This weekend my friend Dru hosted Jason and I as speakers for her Tucson Summit. The presentation I gave was recorded and should be up on my channel in the next week or so after Jason gets back to Denver and has time to knit it together. The format was eight ten-minute segments followed by a panel discussion with Q&A. The focus was a bit unusual, even for me, and included readings from the 1929 book by X-Ray crystallographer JD Bernal, “The World, The Flesh, and The Devil,” with links to sociobiology, ant computer simulations, consciousness studies, and space exploration.

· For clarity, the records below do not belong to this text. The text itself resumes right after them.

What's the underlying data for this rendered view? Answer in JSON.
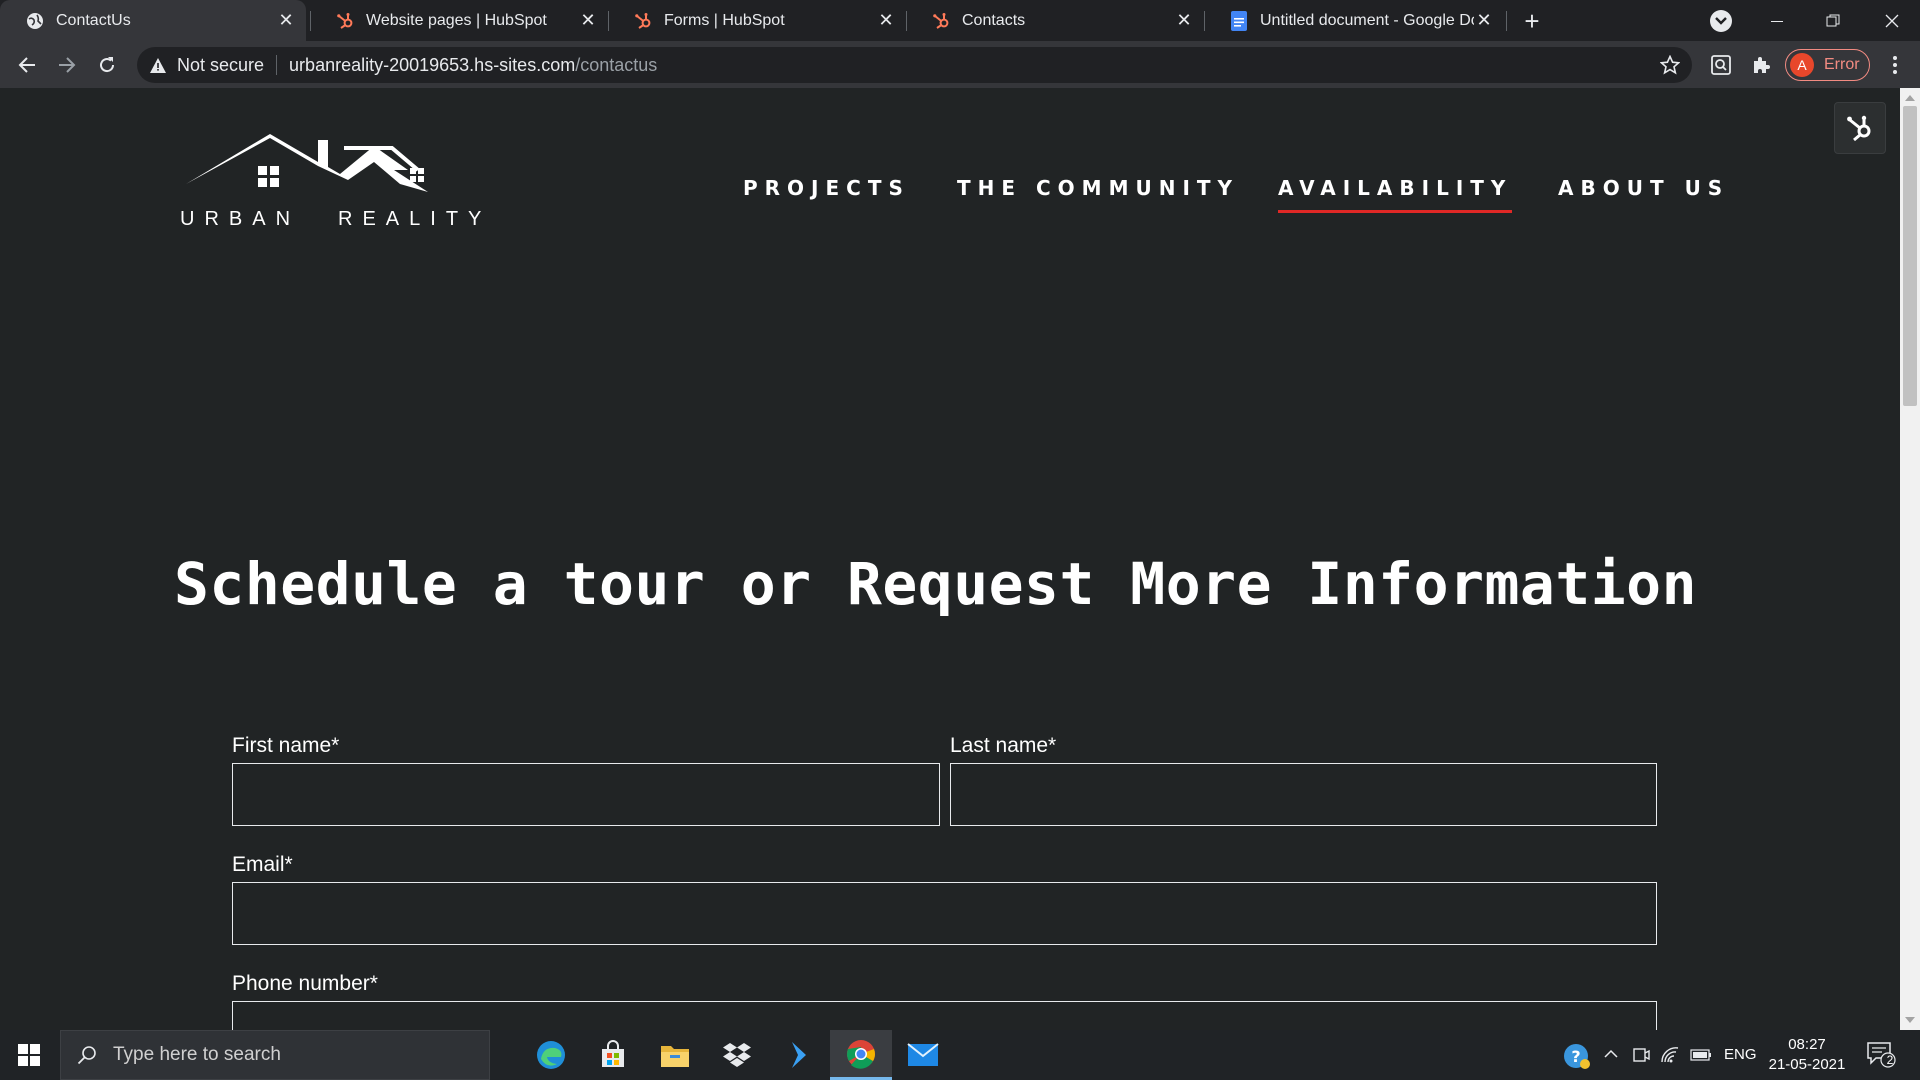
{
  "browser": {
    "tabs": [
      {
        "title": "ContactUs",
        "favicon": "globe-icon",
        "active": true
      },
      {
        "title": "Website pages | HubSpot",
        "favicon": "hubspot-icon",
        "active": false
      },
      {
        "title": "Forms | HubSpot",
        "favicon": "hubspot-icon",
        "active": false
      },
      {
        "title": "Contacts",
        "favicon": "hubspot-icon",
        "active": false
      },
      {
        "title": "Untitled document - Google Docs",
        "favicon": "google-docs-icon",
        "active": false
      }
    ],
    "security_label": "Not secure",
    "url_host": "urbanreality-20019653.hs-sites.com",
    "url_path": "/contactus",
    "profile_initial": "A",
    "profile_status": "Error"
  },
  "site": {
    "logo": {
      "word1": "URBAN",
      "word2": "REALITY"
    },
    "nav": [
      {
        "label": "PROJECTS",
        "active": false
      },
      {
        "label": "THE COMMUNITY",
        "active": false
      },
      {
        "label": "AVAILABILITY",
        "active": true
      },
      {
        "label": "ABOUT US",
        "active": false
      }
    ],
    "accent_color": "#e02826",
    "headline": "Schedule a tour or Request More Information",
    "form": {
      "first_name_label": "First name*",
      "last_name_label": "Last name*",
      "email_label": "Email*",
      "phone_label": "Phone number*",
      "first_name_value": "",
      "last_name_value": "",
      "email_value": "",
      "phone_value": ""
    }
  },
  "taskbar": {
    "search_placeholder": "Type here to search",
    "apps": [
      "edge-icon",
      "store-icon",
      "file-explorer-icon",
      "dropbox-icon",
      "visual-studio-icon",
      "chrome-icon",
      "mail-icon"
    ],
    "language": "ENG",
    "time": "08:27",
    "date": "21-05-2021",
    "notification_count": "2"
  }
}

All of these topics are highly relevant to Tucson, a city that leads in aerospace development with a history that extends into radio-astronomy, interplanetary colonization, and spiritualism.

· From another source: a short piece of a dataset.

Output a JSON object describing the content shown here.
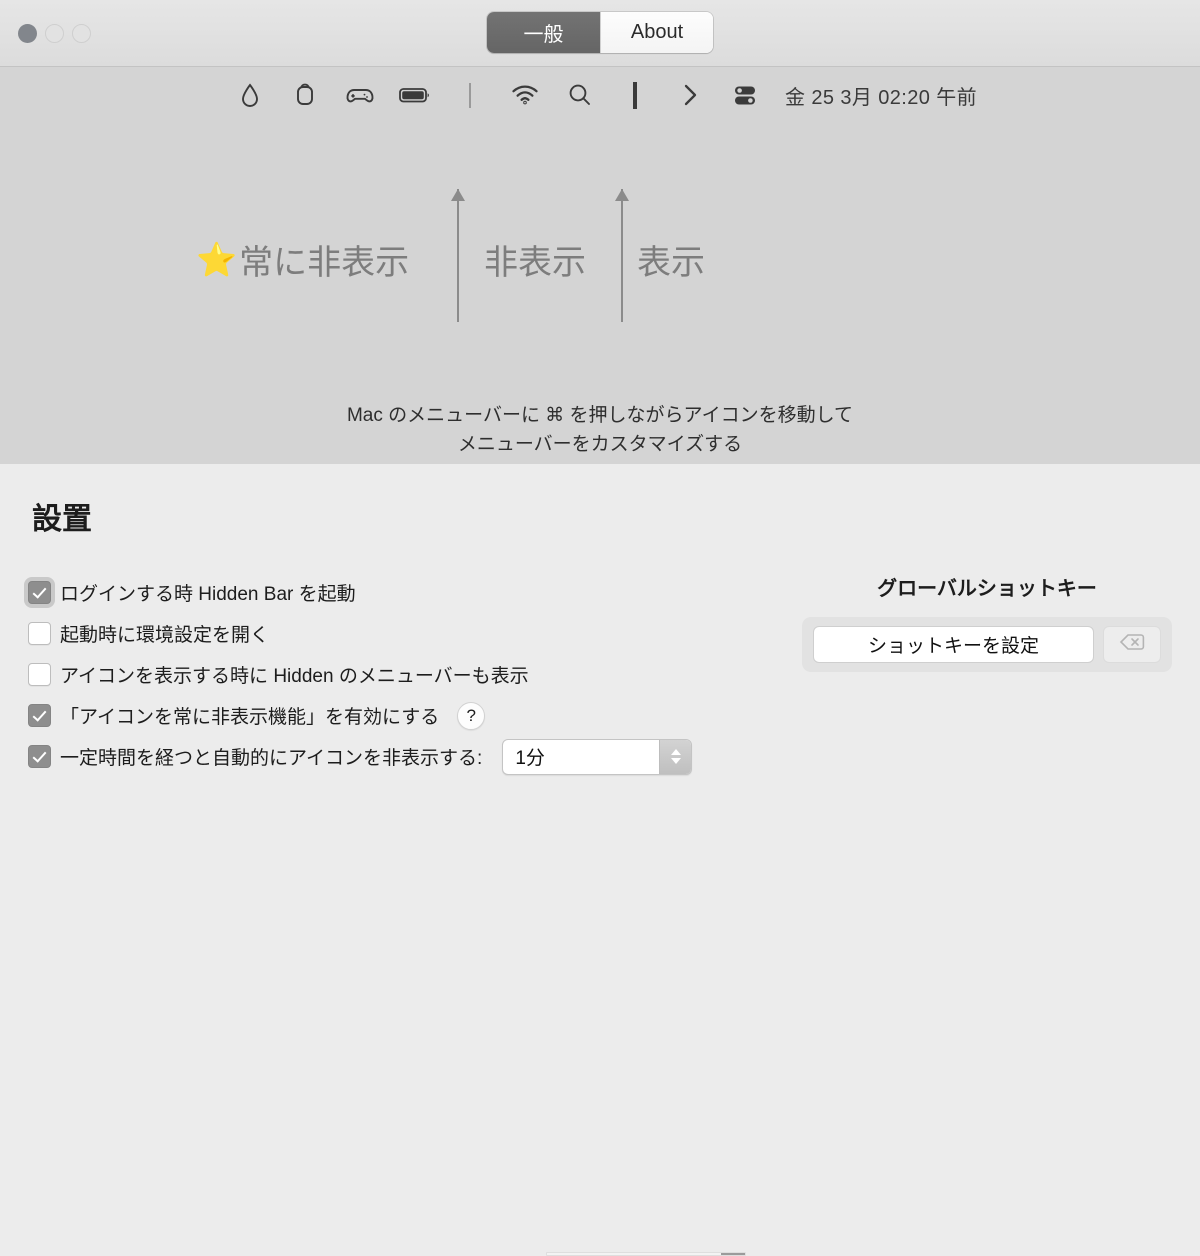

Here’s a link to my slide deck in the mean time.
Southern Arizona, the site of one of the longest military engagements on US soil waged by Apache leaders Cochise and Geronimo, is home to Fort Huachuca, a center of electronic warfare. It’s also a testbed for smart city policies and social impact finance programs (here and here). I’m sure a lot of what I put out flew over the heads of the audience, because most of us don’t yet have the language or mental structures to imagine what’s on the horizon – the smart contract logic layer of Web 3. These past few weeks I keep repeating – If we’re not spending half of our intellectual “free-time” learning about Web3, the consequences won’t be good. We won’t understand the story we’re inhabiting. We won’t be able to see where the walls of the labyrinth are.
If you’re not sure where to start, here are a couple of videos Jason and I made with Leo Saraceno that deconstruct the vision Juan Benet of Protocol Labs has for Web3 and the development of “innovative” finance mechanisms for “open source” “digital public goods.”
If you’d like to go back and re-watch the clips, you can click the circles on this interactive map. the sidebar will open with the links to each.
Later today we’ll be exploring the city with planned stops at the labyrinth in Udall Park and an address associated with the early history of L5. You can read about the Tohono O’odom’s story of the “man in the maze,” a motif incorporated into basketmaking practices a century ago. The newsletters from L5 dating to the mid 1970s are available on Wayback – very much an eye-full. Here’s that link. Mo Udall, an environmentalist and Arizona Congressman from 1977 to 1991, supported L5’s efforts. See screenshot below.
A few images from our sunset walk through the Sabino Canyon National Recreation Area.